━━━━━ Exercise material

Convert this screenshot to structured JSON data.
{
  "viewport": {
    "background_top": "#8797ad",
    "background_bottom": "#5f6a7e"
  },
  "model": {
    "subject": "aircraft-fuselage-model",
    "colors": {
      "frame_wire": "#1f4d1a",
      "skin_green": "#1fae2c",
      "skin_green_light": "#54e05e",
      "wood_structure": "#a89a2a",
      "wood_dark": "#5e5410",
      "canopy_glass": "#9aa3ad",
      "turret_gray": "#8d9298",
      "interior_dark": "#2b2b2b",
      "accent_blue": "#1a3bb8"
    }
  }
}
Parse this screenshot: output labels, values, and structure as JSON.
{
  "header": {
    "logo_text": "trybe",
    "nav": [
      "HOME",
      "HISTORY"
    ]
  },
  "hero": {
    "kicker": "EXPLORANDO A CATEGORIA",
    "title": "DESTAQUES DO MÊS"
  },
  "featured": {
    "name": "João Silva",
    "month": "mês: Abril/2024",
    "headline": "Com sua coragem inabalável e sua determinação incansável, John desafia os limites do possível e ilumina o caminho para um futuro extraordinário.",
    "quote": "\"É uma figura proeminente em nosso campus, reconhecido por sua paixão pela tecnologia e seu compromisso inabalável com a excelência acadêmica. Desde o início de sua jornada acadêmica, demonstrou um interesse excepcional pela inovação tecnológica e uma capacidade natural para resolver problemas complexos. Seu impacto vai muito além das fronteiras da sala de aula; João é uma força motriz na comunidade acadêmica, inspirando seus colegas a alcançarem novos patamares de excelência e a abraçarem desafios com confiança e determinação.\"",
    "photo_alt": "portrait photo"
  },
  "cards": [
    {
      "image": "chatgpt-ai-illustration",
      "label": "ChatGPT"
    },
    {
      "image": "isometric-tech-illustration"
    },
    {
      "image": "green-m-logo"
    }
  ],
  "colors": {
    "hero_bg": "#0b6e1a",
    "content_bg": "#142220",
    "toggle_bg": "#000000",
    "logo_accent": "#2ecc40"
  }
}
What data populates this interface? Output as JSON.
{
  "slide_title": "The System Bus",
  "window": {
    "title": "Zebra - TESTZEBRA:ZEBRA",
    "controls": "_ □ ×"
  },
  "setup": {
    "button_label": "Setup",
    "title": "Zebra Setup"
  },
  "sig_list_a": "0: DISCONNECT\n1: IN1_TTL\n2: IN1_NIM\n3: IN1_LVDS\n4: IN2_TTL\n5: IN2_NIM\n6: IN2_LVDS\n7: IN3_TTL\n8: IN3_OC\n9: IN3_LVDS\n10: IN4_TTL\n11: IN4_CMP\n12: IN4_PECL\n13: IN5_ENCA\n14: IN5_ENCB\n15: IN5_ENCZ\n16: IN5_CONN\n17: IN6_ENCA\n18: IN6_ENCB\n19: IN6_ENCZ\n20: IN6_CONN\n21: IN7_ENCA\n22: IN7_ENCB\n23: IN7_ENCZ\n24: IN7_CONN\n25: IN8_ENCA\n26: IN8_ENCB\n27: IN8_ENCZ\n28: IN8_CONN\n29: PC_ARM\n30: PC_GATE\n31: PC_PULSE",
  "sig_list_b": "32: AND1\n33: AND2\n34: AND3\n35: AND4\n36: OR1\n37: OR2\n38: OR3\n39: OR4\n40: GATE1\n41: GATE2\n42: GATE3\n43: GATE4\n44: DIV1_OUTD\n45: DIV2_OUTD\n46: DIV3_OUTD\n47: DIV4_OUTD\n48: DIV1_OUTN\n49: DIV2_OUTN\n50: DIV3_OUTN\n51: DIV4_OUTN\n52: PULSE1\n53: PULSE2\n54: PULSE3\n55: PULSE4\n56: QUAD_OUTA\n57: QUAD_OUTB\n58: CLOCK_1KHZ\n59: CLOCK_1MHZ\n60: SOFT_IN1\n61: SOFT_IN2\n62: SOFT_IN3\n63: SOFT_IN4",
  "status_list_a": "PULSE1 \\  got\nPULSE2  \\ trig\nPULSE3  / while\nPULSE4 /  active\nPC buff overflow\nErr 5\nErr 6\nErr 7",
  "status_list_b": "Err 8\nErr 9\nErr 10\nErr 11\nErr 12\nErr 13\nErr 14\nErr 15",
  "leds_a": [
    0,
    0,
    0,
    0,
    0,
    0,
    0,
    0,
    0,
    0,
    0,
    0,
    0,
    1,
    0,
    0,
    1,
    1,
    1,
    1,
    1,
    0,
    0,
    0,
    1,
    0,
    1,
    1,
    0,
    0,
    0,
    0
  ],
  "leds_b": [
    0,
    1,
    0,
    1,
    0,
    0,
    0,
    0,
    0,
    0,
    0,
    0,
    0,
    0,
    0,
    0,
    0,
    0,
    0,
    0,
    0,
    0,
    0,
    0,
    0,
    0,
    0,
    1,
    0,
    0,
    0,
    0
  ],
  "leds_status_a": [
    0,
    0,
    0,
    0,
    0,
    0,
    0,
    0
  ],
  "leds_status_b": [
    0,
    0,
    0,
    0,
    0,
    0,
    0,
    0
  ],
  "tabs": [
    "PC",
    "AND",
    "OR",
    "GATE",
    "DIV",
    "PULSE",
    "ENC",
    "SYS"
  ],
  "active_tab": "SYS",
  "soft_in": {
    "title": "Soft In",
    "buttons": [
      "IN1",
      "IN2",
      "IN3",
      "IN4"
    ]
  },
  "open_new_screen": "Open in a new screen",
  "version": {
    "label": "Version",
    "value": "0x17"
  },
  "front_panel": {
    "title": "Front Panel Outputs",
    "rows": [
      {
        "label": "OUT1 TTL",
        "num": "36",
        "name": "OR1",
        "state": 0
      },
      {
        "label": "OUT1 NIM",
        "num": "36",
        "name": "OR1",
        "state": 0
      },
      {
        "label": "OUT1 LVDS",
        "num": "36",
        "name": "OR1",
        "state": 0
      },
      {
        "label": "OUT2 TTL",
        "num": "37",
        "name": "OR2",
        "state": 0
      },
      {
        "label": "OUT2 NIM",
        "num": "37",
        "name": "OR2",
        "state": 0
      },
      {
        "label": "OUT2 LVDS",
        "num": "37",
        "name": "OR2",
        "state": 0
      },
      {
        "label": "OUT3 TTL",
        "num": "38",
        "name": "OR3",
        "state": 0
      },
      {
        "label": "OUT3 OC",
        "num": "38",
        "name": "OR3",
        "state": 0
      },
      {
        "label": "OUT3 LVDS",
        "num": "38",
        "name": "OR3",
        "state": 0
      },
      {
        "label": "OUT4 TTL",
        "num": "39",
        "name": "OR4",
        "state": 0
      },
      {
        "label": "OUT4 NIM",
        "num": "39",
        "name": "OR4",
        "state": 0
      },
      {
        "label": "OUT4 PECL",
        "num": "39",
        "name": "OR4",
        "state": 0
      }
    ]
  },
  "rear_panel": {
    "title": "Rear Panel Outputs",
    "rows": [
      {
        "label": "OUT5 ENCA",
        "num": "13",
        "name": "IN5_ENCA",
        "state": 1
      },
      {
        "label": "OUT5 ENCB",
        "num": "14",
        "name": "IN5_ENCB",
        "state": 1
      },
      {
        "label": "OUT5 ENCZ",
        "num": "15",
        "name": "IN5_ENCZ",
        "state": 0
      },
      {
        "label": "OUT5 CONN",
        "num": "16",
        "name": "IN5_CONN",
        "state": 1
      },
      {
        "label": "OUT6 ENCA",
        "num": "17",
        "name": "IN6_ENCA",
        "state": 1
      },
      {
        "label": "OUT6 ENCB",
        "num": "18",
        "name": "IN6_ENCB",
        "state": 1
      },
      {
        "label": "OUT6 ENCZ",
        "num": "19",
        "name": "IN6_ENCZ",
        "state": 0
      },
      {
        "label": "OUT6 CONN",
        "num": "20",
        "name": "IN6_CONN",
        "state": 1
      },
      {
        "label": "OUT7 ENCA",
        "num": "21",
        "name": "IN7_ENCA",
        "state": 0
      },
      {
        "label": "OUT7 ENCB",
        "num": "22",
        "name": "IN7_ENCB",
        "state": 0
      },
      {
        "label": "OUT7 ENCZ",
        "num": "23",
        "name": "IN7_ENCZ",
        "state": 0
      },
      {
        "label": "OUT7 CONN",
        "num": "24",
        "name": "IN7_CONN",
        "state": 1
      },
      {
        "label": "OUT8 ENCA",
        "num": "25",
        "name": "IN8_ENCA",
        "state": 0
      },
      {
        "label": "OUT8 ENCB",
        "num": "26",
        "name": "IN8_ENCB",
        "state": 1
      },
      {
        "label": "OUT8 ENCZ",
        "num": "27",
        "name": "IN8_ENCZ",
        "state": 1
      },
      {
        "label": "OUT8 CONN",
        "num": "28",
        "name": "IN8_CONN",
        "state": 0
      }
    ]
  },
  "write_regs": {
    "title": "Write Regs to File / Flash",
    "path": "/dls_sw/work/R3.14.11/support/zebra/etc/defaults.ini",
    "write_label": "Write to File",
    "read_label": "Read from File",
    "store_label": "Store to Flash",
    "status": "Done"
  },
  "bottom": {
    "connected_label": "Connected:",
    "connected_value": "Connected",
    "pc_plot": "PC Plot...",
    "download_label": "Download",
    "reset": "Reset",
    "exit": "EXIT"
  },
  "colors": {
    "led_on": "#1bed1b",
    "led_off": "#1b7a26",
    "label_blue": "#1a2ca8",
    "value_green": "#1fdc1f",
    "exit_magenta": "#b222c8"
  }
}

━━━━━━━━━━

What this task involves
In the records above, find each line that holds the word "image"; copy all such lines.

Response
      "image": "chatgpt-ai-illustration",
      "image": "isometric-tech-illustration"
      "image": "green-m-logo"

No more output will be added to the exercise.